BEGIN TASK INPUTS

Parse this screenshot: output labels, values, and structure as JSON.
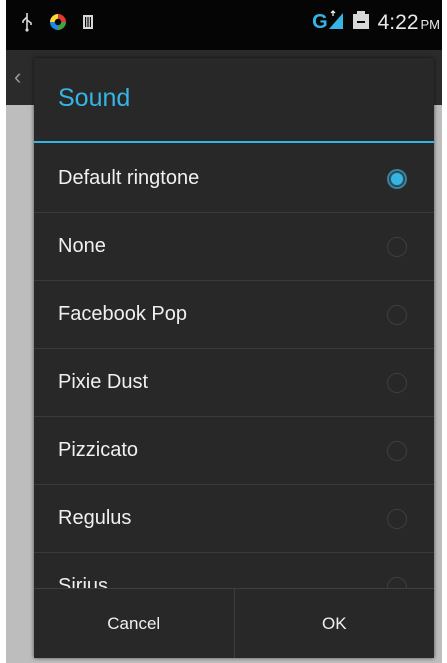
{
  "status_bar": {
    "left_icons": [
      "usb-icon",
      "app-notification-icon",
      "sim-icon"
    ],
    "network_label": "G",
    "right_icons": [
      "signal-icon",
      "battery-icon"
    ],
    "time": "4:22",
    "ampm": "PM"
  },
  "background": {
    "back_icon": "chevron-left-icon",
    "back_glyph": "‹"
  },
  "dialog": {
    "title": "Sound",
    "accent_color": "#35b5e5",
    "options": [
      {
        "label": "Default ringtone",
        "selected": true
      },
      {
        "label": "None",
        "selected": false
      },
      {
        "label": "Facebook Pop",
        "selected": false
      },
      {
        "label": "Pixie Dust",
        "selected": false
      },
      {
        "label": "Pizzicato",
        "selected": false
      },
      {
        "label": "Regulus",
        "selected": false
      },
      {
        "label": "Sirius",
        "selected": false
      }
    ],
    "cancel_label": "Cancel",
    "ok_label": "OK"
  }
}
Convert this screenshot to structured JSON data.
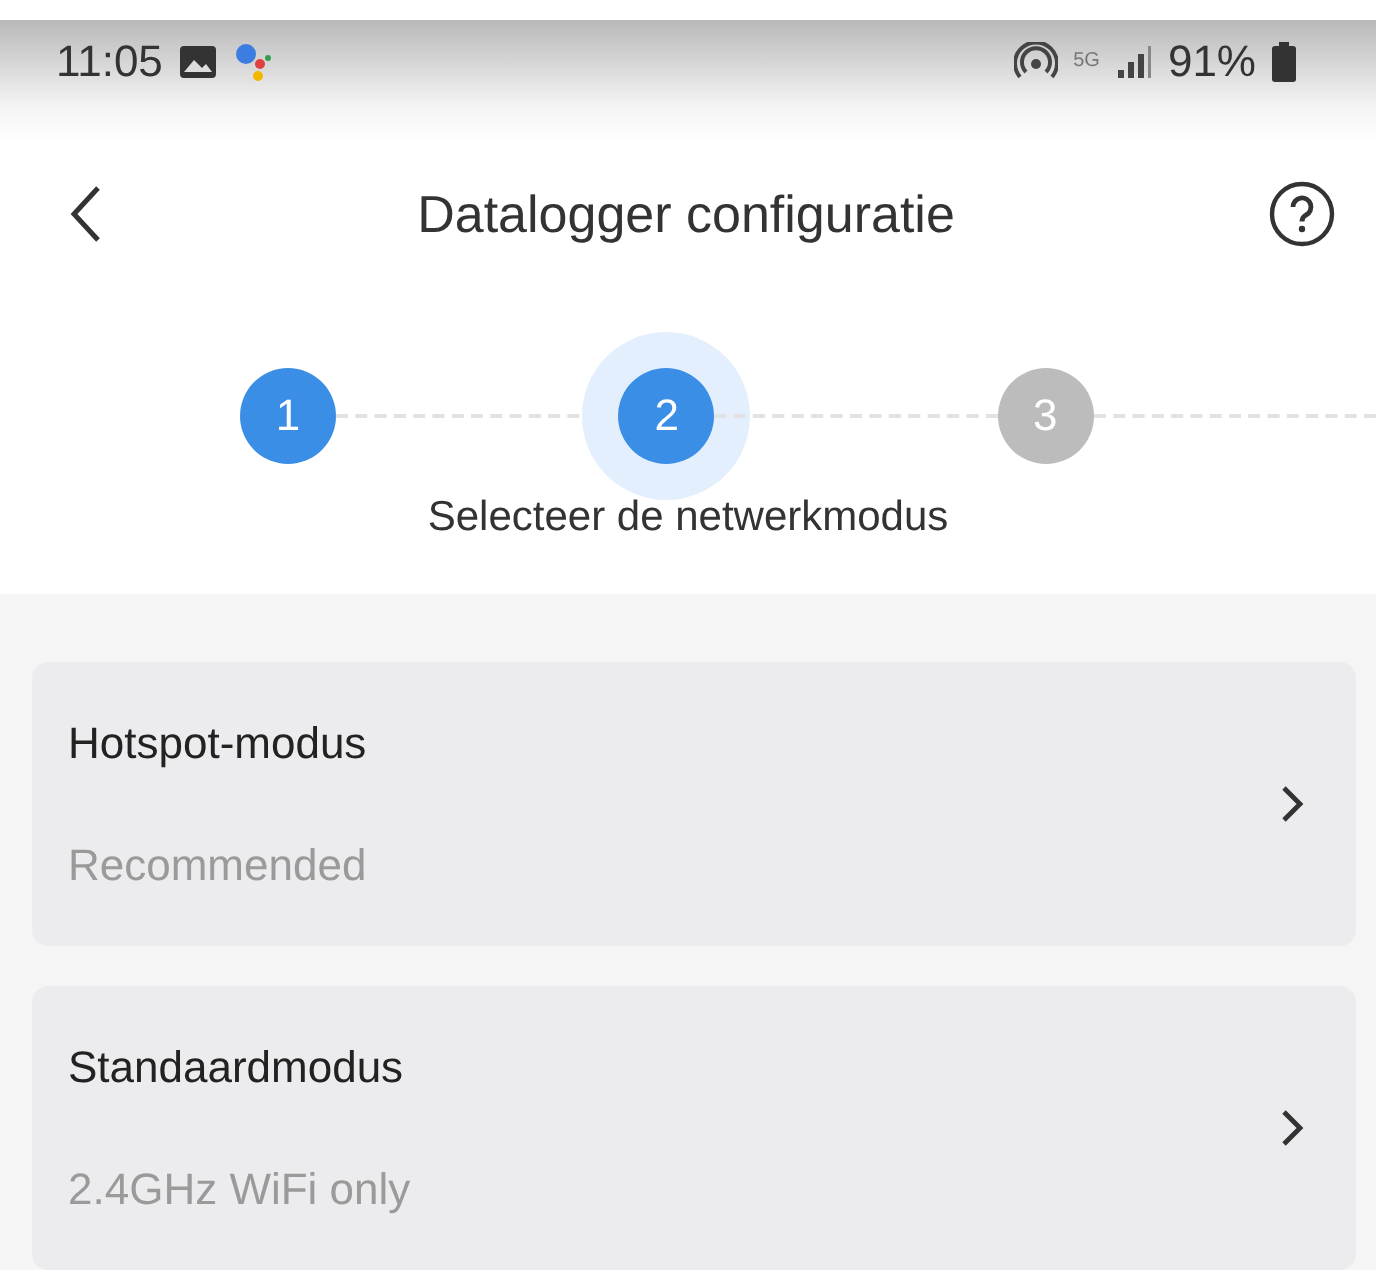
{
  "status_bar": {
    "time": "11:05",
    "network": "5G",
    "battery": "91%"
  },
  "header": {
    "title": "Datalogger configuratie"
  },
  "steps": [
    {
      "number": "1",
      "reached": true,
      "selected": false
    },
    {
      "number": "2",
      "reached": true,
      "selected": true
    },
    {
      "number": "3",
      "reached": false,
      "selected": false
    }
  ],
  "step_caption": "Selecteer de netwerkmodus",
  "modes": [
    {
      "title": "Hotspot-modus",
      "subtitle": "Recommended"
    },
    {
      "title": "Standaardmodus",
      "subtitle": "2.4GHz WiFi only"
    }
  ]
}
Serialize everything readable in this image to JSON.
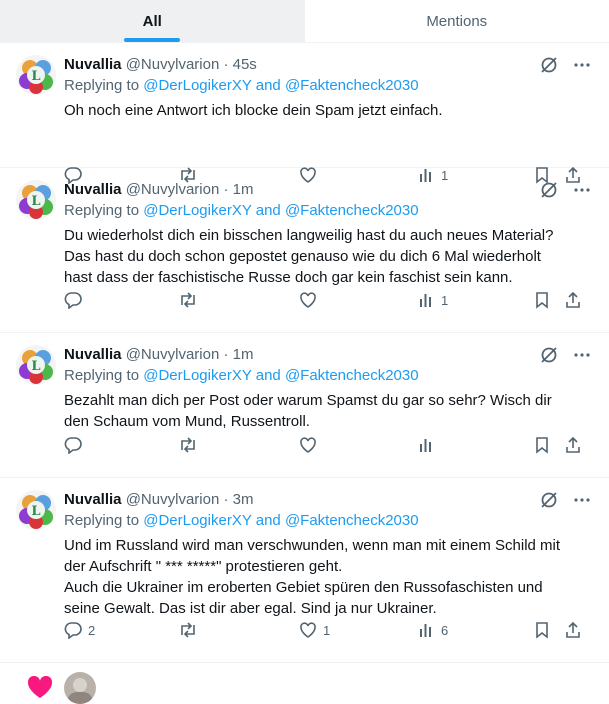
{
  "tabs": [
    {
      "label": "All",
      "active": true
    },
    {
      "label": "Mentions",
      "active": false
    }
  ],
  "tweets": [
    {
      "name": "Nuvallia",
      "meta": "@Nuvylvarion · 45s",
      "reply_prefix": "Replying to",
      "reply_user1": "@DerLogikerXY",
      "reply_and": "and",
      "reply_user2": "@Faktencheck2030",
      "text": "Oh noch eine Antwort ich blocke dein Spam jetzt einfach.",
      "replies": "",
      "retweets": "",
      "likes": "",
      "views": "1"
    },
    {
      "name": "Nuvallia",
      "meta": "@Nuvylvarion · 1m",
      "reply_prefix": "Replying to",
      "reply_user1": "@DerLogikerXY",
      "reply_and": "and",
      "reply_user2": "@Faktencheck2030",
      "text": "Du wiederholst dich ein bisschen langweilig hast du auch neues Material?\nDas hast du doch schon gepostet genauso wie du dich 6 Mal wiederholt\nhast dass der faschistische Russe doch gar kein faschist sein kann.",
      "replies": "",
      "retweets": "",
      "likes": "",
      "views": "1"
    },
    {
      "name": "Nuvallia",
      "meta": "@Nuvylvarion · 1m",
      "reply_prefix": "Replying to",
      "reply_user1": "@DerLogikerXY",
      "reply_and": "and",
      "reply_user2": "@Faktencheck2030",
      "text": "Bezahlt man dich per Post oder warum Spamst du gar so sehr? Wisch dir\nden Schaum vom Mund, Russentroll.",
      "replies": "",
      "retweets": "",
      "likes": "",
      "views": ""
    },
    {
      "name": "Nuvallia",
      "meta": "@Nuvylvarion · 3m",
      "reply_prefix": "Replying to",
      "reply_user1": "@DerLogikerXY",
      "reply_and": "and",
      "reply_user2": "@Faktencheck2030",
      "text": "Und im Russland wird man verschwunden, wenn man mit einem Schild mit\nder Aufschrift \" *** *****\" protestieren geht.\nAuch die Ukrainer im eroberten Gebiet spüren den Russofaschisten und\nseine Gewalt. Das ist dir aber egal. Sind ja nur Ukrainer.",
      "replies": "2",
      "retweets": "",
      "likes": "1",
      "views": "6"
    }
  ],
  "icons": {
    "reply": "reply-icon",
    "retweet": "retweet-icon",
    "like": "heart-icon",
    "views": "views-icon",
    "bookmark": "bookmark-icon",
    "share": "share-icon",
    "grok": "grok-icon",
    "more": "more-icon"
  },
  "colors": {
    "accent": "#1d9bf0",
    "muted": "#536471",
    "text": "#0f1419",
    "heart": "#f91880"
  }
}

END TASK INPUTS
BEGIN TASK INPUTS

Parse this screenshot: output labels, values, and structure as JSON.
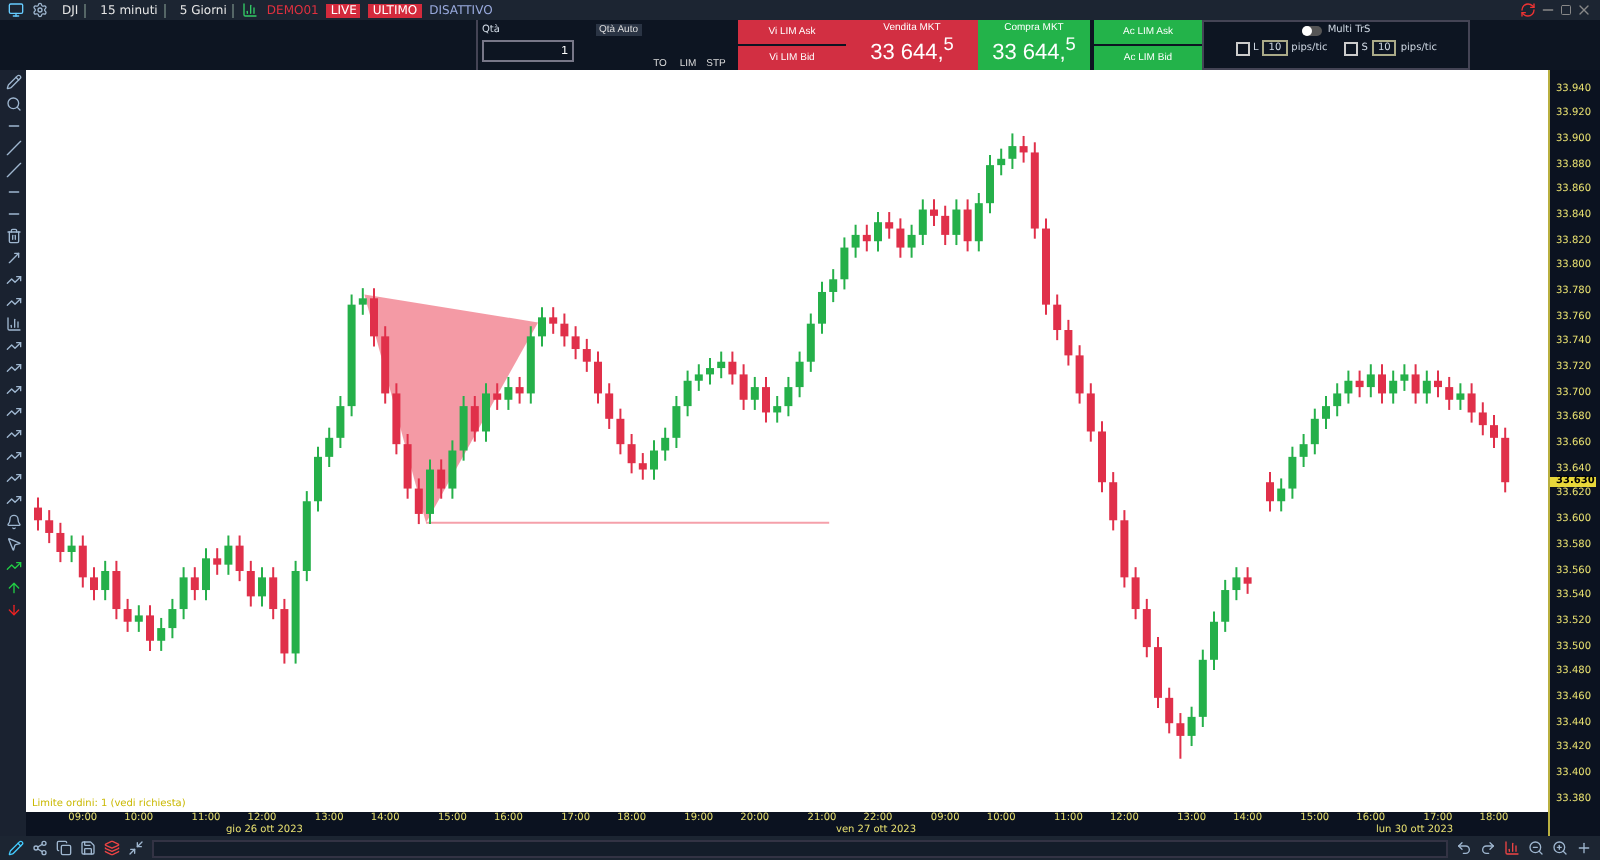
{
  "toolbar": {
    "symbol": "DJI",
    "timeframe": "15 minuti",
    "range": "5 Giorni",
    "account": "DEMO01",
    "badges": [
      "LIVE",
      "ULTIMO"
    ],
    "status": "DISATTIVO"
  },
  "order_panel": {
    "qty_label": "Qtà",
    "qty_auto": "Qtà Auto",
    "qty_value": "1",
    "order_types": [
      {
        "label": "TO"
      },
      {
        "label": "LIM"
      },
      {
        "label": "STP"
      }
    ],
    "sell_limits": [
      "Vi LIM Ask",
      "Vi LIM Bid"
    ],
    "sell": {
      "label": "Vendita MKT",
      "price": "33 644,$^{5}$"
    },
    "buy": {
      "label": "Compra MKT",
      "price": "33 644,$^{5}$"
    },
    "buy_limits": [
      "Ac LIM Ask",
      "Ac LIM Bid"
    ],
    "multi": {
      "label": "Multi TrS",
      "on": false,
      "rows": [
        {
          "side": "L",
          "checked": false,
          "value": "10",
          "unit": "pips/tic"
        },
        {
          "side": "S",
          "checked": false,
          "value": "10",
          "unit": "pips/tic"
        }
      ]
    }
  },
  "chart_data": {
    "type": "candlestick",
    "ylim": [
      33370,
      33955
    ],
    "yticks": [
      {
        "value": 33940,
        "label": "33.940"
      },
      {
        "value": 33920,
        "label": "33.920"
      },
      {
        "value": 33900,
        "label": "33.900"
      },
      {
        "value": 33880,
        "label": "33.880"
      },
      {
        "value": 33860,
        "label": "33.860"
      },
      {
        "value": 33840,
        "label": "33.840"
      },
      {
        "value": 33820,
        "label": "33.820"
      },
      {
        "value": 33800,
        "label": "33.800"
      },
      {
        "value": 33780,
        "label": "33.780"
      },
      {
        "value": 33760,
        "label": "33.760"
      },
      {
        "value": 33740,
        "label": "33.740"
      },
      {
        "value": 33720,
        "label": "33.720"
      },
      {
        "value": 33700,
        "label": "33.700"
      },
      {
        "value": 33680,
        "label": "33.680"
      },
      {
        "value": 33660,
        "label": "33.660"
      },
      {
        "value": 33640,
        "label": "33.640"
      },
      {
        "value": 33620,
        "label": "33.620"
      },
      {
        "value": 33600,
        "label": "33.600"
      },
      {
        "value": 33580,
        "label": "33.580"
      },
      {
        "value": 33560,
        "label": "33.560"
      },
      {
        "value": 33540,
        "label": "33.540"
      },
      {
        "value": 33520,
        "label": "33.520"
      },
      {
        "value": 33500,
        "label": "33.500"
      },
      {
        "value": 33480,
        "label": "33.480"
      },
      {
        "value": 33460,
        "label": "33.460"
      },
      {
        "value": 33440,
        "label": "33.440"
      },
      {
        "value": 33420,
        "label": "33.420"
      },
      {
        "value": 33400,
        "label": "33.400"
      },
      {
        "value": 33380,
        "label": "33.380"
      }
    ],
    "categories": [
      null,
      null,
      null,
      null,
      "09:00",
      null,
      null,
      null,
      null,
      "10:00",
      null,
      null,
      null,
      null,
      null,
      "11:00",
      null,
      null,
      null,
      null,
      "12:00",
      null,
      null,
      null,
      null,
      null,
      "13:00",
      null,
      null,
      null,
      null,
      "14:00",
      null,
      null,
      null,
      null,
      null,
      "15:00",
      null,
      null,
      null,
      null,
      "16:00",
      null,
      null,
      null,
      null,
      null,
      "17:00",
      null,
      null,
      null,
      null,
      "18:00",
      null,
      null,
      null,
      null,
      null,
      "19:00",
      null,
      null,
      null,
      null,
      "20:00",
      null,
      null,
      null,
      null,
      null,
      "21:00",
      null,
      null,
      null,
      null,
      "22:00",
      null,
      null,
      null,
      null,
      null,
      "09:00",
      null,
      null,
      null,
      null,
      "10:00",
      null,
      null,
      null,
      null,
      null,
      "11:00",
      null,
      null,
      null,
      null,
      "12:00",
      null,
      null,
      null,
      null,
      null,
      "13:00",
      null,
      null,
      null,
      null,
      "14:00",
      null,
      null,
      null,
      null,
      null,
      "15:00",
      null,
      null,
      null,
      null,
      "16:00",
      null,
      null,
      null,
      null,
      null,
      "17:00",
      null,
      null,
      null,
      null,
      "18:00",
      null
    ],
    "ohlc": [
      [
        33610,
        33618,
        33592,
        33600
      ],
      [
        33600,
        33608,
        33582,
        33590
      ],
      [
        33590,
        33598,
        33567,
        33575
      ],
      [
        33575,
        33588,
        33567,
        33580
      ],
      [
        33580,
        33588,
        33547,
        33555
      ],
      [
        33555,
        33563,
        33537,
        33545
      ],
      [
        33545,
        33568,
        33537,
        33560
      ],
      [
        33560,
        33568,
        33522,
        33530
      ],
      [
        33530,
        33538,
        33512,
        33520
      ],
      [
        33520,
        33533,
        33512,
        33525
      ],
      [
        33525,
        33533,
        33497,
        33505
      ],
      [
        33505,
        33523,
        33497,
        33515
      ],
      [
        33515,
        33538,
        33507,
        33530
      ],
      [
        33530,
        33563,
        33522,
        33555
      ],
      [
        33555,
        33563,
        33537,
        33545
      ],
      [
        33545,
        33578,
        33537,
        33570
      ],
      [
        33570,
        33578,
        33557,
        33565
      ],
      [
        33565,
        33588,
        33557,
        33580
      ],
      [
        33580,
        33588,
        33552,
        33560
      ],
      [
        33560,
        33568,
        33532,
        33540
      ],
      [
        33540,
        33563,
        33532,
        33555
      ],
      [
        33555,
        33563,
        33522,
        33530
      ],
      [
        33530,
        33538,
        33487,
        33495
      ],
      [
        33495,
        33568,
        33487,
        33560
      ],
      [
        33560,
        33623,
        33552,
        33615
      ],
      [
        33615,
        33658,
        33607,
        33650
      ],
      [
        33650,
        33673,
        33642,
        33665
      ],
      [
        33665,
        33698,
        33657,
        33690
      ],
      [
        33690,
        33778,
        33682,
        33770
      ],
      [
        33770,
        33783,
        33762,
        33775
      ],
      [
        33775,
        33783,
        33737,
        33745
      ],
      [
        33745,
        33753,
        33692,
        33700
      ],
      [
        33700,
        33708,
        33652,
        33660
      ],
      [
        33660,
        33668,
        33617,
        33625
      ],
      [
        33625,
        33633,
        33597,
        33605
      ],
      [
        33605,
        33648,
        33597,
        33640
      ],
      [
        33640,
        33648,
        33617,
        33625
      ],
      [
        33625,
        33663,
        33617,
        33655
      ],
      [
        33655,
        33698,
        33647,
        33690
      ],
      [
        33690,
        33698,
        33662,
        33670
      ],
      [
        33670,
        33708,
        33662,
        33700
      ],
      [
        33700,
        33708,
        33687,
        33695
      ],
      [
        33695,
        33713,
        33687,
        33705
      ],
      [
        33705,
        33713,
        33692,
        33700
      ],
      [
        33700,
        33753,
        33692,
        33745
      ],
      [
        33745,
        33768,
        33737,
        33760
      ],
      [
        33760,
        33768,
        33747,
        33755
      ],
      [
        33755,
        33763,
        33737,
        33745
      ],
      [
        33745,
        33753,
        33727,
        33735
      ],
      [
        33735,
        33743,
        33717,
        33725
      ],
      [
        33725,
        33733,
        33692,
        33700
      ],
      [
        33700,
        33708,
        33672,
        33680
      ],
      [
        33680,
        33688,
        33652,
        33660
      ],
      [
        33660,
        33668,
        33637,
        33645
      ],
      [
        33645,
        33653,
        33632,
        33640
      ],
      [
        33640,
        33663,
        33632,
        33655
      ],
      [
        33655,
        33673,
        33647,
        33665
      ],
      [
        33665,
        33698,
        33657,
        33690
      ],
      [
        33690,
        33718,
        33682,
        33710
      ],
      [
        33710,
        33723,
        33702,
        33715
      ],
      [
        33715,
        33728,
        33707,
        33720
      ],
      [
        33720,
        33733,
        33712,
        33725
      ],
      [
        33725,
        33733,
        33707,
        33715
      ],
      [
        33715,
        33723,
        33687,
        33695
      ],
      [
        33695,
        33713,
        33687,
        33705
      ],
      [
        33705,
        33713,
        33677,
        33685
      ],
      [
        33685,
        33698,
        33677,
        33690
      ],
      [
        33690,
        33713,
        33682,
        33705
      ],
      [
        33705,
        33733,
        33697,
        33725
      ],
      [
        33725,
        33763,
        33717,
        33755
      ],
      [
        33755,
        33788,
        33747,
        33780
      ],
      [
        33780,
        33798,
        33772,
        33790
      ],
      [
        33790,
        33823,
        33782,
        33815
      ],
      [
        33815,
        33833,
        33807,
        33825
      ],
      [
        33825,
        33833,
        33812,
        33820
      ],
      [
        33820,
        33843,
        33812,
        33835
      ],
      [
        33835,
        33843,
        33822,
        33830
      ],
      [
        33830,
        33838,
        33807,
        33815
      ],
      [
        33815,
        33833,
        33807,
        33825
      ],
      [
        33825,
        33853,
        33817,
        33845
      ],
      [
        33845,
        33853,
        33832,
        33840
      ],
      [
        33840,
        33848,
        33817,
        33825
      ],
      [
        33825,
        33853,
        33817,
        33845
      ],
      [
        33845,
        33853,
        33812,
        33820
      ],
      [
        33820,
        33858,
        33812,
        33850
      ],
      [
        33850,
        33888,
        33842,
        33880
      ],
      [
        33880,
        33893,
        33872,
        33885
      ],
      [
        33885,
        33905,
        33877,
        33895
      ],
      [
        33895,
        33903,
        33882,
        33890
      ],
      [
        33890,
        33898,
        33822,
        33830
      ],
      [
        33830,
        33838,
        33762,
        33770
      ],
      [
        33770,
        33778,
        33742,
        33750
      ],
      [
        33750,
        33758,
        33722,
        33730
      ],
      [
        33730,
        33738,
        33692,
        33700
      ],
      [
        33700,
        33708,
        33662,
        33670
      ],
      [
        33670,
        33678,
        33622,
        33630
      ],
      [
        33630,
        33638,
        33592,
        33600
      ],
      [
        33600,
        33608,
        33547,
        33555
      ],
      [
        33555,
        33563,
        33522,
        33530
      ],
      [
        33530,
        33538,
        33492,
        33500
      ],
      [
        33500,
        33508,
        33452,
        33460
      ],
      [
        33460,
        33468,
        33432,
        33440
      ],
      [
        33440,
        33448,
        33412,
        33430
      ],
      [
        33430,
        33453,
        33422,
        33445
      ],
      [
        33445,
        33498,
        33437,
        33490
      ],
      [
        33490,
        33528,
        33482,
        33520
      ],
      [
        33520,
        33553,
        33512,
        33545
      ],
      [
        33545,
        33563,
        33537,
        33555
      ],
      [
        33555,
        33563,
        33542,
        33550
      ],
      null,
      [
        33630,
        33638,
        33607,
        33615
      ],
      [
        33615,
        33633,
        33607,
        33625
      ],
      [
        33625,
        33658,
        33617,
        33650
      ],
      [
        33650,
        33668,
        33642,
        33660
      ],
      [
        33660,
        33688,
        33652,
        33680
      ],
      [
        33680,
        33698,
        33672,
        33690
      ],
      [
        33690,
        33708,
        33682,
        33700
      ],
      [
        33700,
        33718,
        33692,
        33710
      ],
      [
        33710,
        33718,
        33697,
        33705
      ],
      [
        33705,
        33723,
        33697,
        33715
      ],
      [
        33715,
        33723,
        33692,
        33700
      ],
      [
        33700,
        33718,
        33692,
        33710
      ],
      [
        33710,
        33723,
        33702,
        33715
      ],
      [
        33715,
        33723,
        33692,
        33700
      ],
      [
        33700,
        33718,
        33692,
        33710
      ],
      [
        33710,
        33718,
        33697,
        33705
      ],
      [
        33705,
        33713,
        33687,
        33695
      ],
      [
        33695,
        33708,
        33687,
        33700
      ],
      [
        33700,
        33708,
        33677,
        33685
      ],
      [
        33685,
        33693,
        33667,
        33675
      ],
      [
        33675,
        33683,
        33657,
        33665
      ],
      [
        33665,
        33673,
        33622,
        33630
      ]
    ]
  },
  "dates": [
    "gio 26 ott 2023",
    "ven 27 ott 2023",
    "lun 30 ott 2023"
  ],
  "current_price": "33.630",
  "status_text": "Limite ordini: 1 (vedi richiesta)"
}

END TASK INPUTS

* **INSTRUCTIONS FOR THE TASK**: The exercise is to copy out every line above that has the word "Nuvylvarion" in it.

* **RESPONSE BELOW**:
      "meta": "@Nuvylvarion · 45s",
      "meta": "@Nuvylvarion · 1m",
      "meta": "@Nuvylvarion · 1m",
      "meta": "@Nuvylvarion · 3m",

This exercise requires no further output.